At that moment I had an epiphany, which I blurted out at my sad worker: I don’t care if you feel good about what you do or not. That’s your responsibility, not mine. Only you can decide that what you do is worthwhile — my opinion doesn’t count.
A short time later the employee quit. And since then I figured out a sports analogy (always better than something you blurt out in a meeting) to explain my role toward my staff. Rather than a cheerleader or a coach, I’m more like a golf course greens keeper. My job is to make the course both enjoyable and challenging. But at the end of the day, the golfer has to decide for him or herself how well they have played and how satisfied they should be with the result.
Still, that didn’t sound like an effective CEO’s role. So I decided to take the same test the Inc. CEOs took and see how well I matched up with a successful executive personality.
If the reporter and editor in me liked the editorial concept, the publisher in me smiled painfully to discover that Inc.’s offer to “test your own entrepreneurial aptitude” at www.inc.com/inc500 in fact was a solicitation for a $125 online test. Nevertheless, I was intrigued and forked over the credit card information. A few hours later I had a user name, password, and access to “The Attentional & Interpersonal Style Inventory” (TAIS). Each of the “inventory’s” 144 questions could be answered by choosing never, rarely, sometimes, frequently, or always. Even allowing for a little reflection and introspection, the test took no more than 20 minutes.
A few hours later the assessment came back via E-mail. How did I do? Not all that great, I would have to say, when compared to successful CEOs.
That didn’t surprise me. What did surprise me was the extent to which the test pinpointed peculiarities of my work and lifestyle:
On information processing: “You like a busy world. Apparently there is a great deal going on in your world and in your mind. You seem to have the energy to keep up with this; in fact, you are probably stimulated by such a hectic existence.
“You need to know that you may make those around you feel rushed. Many people you know like a slower pace.”
On drive and confidence: “You are a self starter and generally have confidence that you will succeed.

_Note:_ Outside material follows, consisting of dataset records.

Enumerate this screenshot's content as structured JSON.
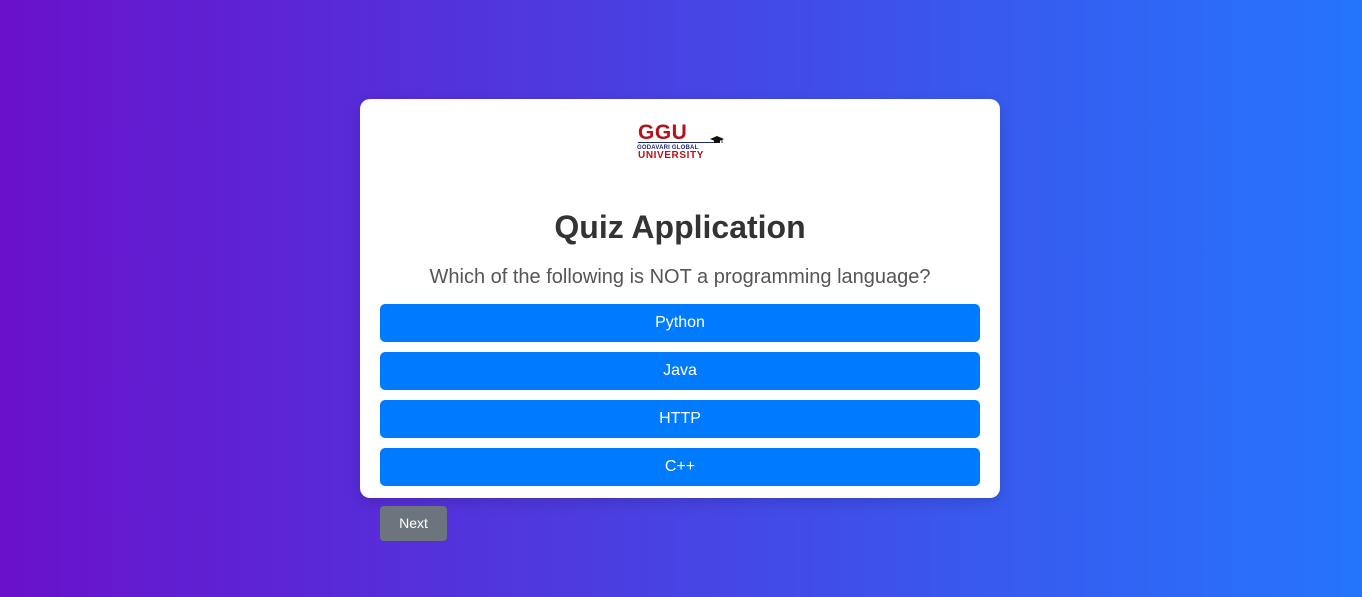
{
  "logo": {
    "name": "GGU",
    "line1": "GODAVARI GLOBAL",
    "line2": "UNIVERSITY",
    "icon": "graduation-cap-icon",
    "colors": {
      "red": "#b5121b",
      "navy": "#1d2a6b"
    }
  },
  "quiz": {
    "title": "Quiz Application",
    "question": "Which of the following is NOT a programming language?",
    "answers": [
      {
        "label": "Python"
      },
      {
        "label": "Java"
      },
      {
        "label": "HTTP"
      },
      {
        "label": "C++"
      }
    ],
    "next_label": "Next"
  },
  "colors": {
    "background_gradient_start": "#6a11cb",
    "background_gradient_end": "#2575fc",
    "answer_button": "#007bff",
    "next_button": "#6c757d",
    "card": "#ffffff"
  }
}
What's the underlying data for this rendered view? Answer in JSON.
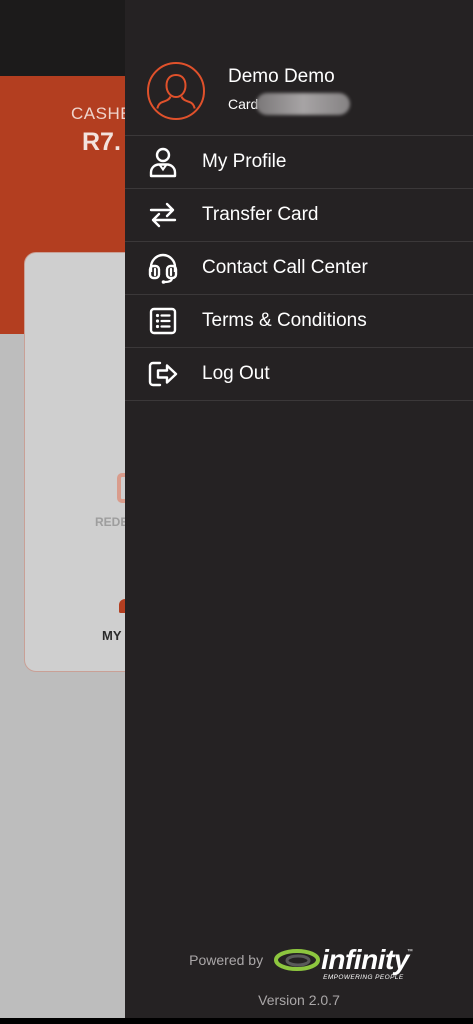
{
  "background_app": {
    "balance_label": "CASHE",
    "balance_value": "R7.",
    "redeem_label": "REDE",
    "my_label": "MY"
  },
  "drawer": {
    "user": {
      "name": "Demo Demo",
      "card_label": "Card"
    },
    "menu": [
      {
        "label": "My Profile",
        "icon": "person-icon"
      },
      {
        "label": "Transfer Card",
        "icon": "transfer-arrows-icon"
      },
      {
        "label": "Contact Call Center",
        "icon": "headset-icon"
      },
      {
        "label": "Terms & Conditions",
        "icon": "list-document-icon"
      },
      {
        "label": "Log Out",
        "icon": "logout-icon"
      }
    ],
    "footer": {
      "powered_by": "Powered by",
      "logo_text": "infinity",
      "logo_tm": "™",
      "logo_tagline": "EMPOWERING PEOPLE",
      "version": "Version 2.0.7"
    }
  },
  "colors": {
    "accent": "#e0512b",
    "header_bg": "#b33e20",
    "drawer_bg": "#252223",
    "logo_green": "#8dc63f"
  }
}
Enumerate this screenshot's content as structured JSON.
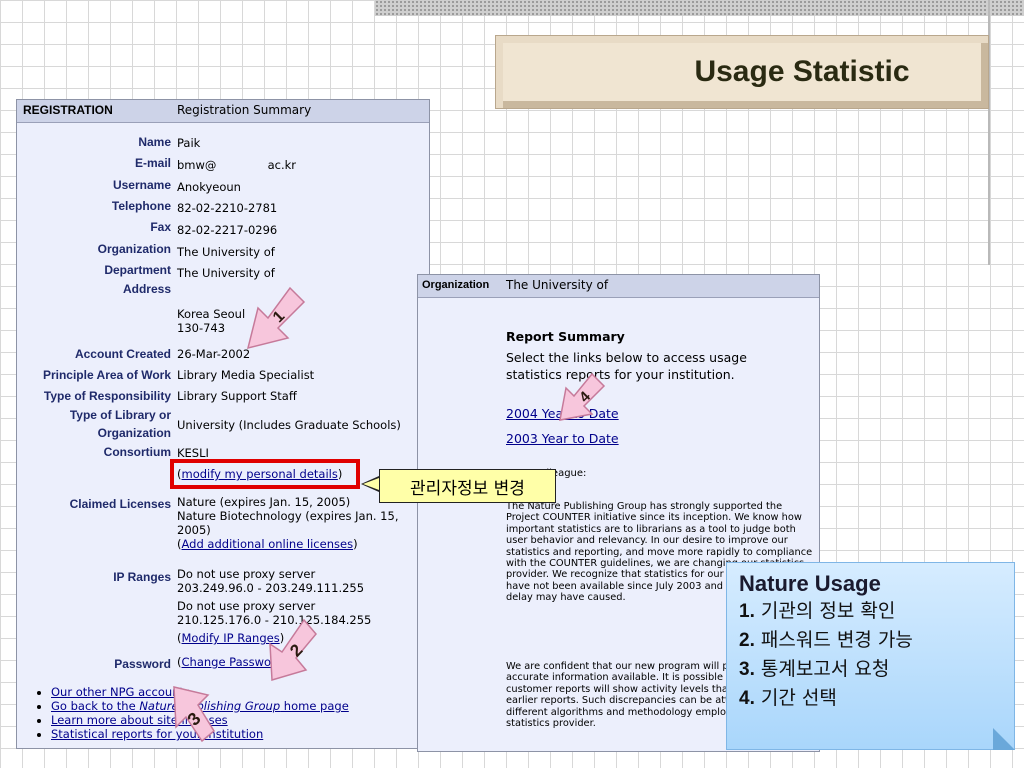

You rarely need to be motivated by others yet you don’t like the hassles of trying to get others to do things all the time. . .More to the point, you appear to lack the ‘killer instinct’ that it takes to get to the top in many cut-throat organizations.”
Decision-making style: “You tend to make decisions more quickly than the average person. . . You will be frustrated by bosses, coworkers, or subordinates who are more cautious than you, who drag matters out and make you wait.”
Communication style: I was in the mid range of values for Inc. CEOs in expression of ideas and of criticism and anger. But in terms of expression of support and affection, I was a corporate loser. “You don’t talk a great deal, but when you do, you are more critical than supportive. You definitely need to increase your sensitivity to those things people do right versus what they do wrong.”
I had one quibble with the test’s bias. It asked if I engaged in physical competition, and as a 58-year-old with an arthritic knee and a stent, I answered “never,” one of the only times I ever said never. The computer grading the answers assumed I didn’t like competition, and added that to a generally anti-social profile that I offered.
But if I were a corporate headhunter and evaluating Rich Rein as a possible CEO for a Route 1 start-up, I would not otherwise argue with this test or its results. As this test suggests (and as my reporting of Route 1 start-up companies confirms), the very best CEOs are driven but warmly compassionate and convivial extroverts. They are the gladhanding upbeat members of their golf foursomes. At the end of the round they might thank the greens keeper, but then they move on, to bigger and better things.